[Top center] Fractured Granite
Ever wonder what determines the outline of a cove and coastline like Peggy's Cove? It is not just an accident! Fractures generated in the rocks form patterns, which are the same at different scales (see pictures to your right). During erosion, these fractures are chiselled away to form the cove and inlets.
See those sloping landforms? They are roches moutonnées, and they are created by glacier action. The shape, shallow slope and steep side show the direction the glacier travelled. Glacier movement and freeze-thaw cycles at the base of the glacier gradually eroded and polished the granite.
Location. 44° 29.637′ N, 63° 54.824′ W. Marker is in Peggy's Cove, Nova Scotia, in Halifax Regional Municipality. Marker is on Peggy's Pointe Road 0.4 kilometers from Prospect Road (Nova Scotia Route 333), on the left when traveling south. Touch for map. Marker is at the Nova Scotia Provincial Visitor Information Centre. Marker is at or near this postal address: 96 Peggy's Cove Road, Peggy's Cove, Nova Scotia B3Z 3S2, Canada.
Other nearby markers. At least 8 other markers are within walking distance of this marker. The Lure of Peggy's Cove (here, next to this marker); Home Sweet Home (here, next to this marker); The Cold, Hard Facts About Glaciers (here, next to this marker); Peggy's Cove (a few steps from this marker); Fishermen's Monument (within shouting distance of this marker); A Monumental Work Of Art (within shouting distance of this marker); The Art of deGarthe (within shouting distance of this marker); A Natural Masterpiece (within shouting distance of this marker). Touch for a list and map of all markers in Peggy's Cove.
Also see . . .
1. Introduction to the Geological History of Nova Scotia (Nova Scotia Museum of Natural History). (Submitted on January 12, 2018, by William Fischer, Jr. of Scranton, Pennsylvania.)
2. Nova Scotia: Evolution of a Continental Margin (Lackey, Lackey, and Mendelson, 2007). (Submitted on January 12, 2018, by William Fischer, Jr. of Scranton, Pennsylvania.)
3. Peggy's Cove Nova Scotia on YouTube. (Submitted on January 12, 2018, by William Fischer, Jr. of Scranton, Pennsylvania.)
Categories. • Natural Features •
Credits. This page was last revised on January 13, 2018. This page originally submitted on January 12, 2018, by William Fischer, Jr. of Scranton, Pennsylvania.
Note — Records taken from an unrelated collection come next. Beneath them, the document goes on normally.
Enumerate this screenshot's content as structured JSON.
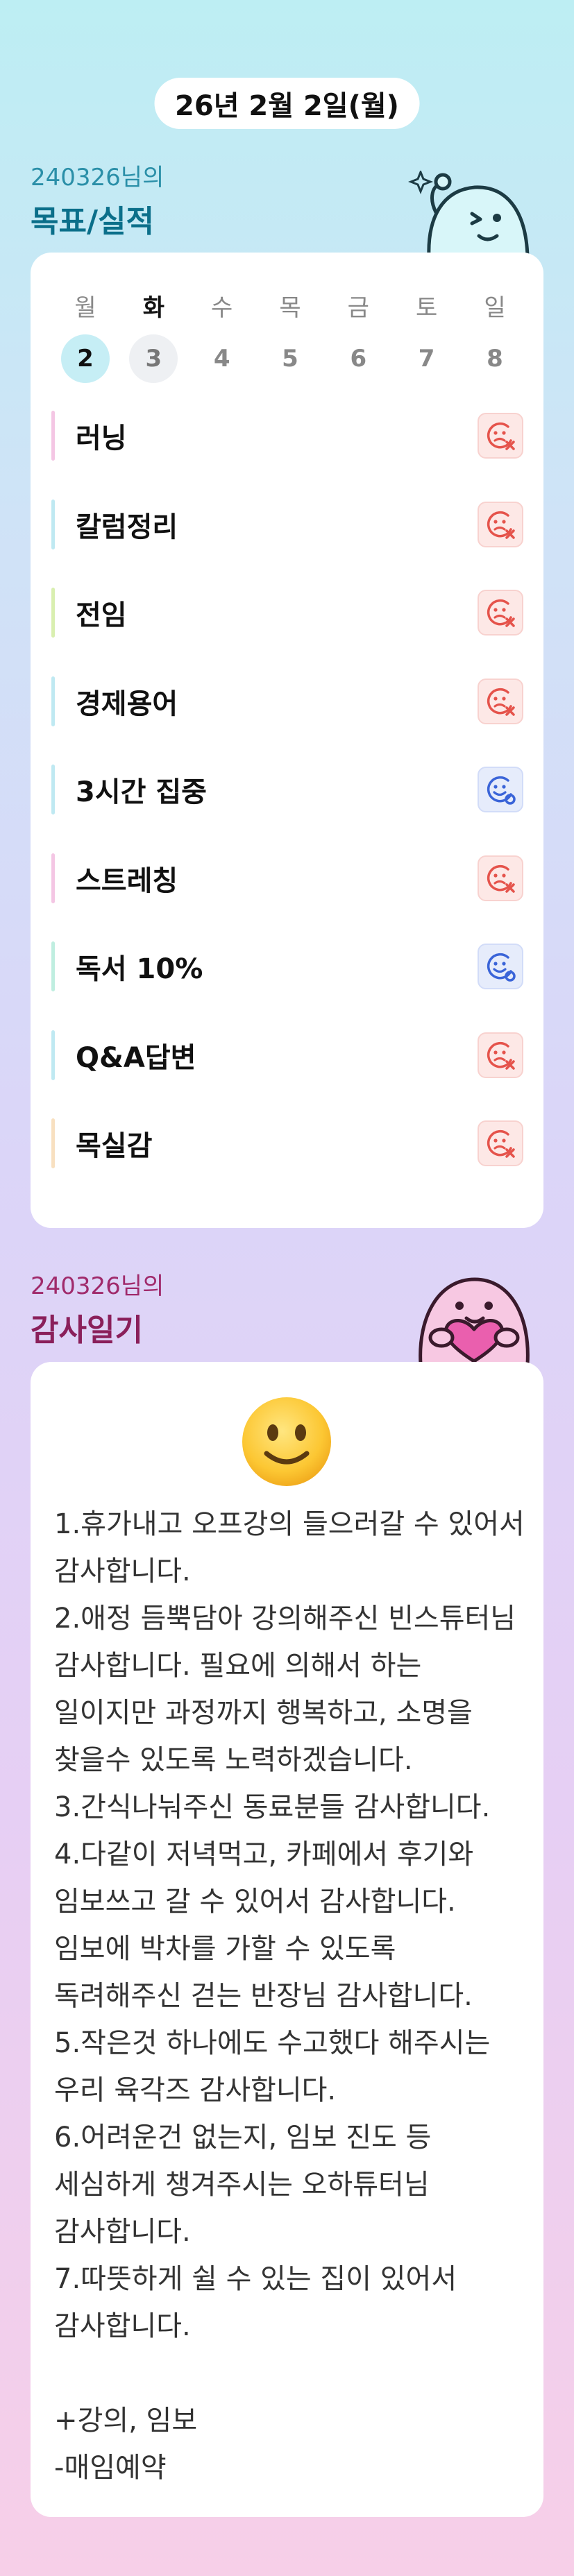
{
  "header": {
    "date": "26년 2월 2일(월)"
  },
  "goals_section": {
    "subtitle": "240326님의",
    "title": "목표/실적"
  },
  "week": {
    "days": [
      {
        "name": "월",
        "num": "2",
        "state": "selected"
      },
      {
        "name": "화",
        "num": "3",
        "state": "today"
      },
      {
        "name": "수",
        "num": "4",
        "state": "normal"
      },
      {
        "name": "목",
        "num": "5",
        "state": "normal"
      },
      {
        "name": "금",
        "num": "6",
        "state": "normal"
      },
      {
        "name": "토",
        "num": "7",
        "state": "normal"
      },
      {
        "name": "일",
        "num": "8",
        "state": "normal"
      }
    ]
  },
  "goals": [
    {
      "label": "러닝",
      "status": "fail",
      "bar_color": "#f4c6e4"
    },
    {
      "label": "칼럼정리",
      "status": "fail",
      "bar_color": "#bfe9f2"
    },
    {
      "label": "전임",
      "status": "fail",
      "bar_color": "#d9efb0"
    },
    {
      "label": "경제용어",
      "status": "fail",
      "bar_color": "#bfe9f2"
    },
    {
      "label": "3시간 집중",
      "status": "success",
      "bar_color": "#bfe9f2"
    },
    {
      "label": "스트레칭",
      "status": "fail",
      "bar_color": "#f4c6e4"
    },
    {
      "label": "독서 10%",
      "status": "success",
      "bar_color": "#bfeee0"
    },
    {
      "label": "Q&A답변",
      "status": "fail",
      "bar_color": "#bfe9f2"
    },
    {
      "label": "목실감",
      "status": "fail",
      "bar_color": "#f8e0c0"
    }
  ],
  "colors": {
    "fail_icon": "#e5534b",
    "success_icon": "#3a64d8",
    "accent_teal": "#0b6f8a",
    "accent_plum": "#8a1f5a"
  },
  "thanks_section": {
    "subtitle": "240326님의",
    "title": "감사일기",
    "mood_icon": "slightly-smiling-face-icon",
    "entry": "1.휴가내고 오프강의 들으러갈 수 있어서 감사합니다.\n2.애정 듬뿍담아 강의해주신 빈스튜터님 감사합니다. 필요에 의해서 하는 일이지만 과정까지 행복하고, 소명을 찾을수 있도록 노력하겠습니다.\n3.간식나눠주신 동료분들 감사합니다.\n4.다같이 저녁먹고, 카페에서 후기와 임보쓰고 갈 수 있어서 감사합니다. 임보에 박차를 가할 수 있도록 독려해주신 걷는 반장님 감사합니다.\n5.작은것 하나에도 수고했다 해주시는 우리 육각즈 감사합니다.\n6.어려운건 없는지, 임보 진도 등 세심하게 챙겨주시는 오하튜터님 감사합니다.\n7.따뜻하게 쉴 수 있는 집이 있어서 감사합니다.\n\n+강의, 임보\n-매임예약"
  }
}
This page has been viewed 101 times since then. Photos: 1, 2, 3. submitted on January 12, 2018, by William Fischer, Jr. of Scranton, Pennsylvania.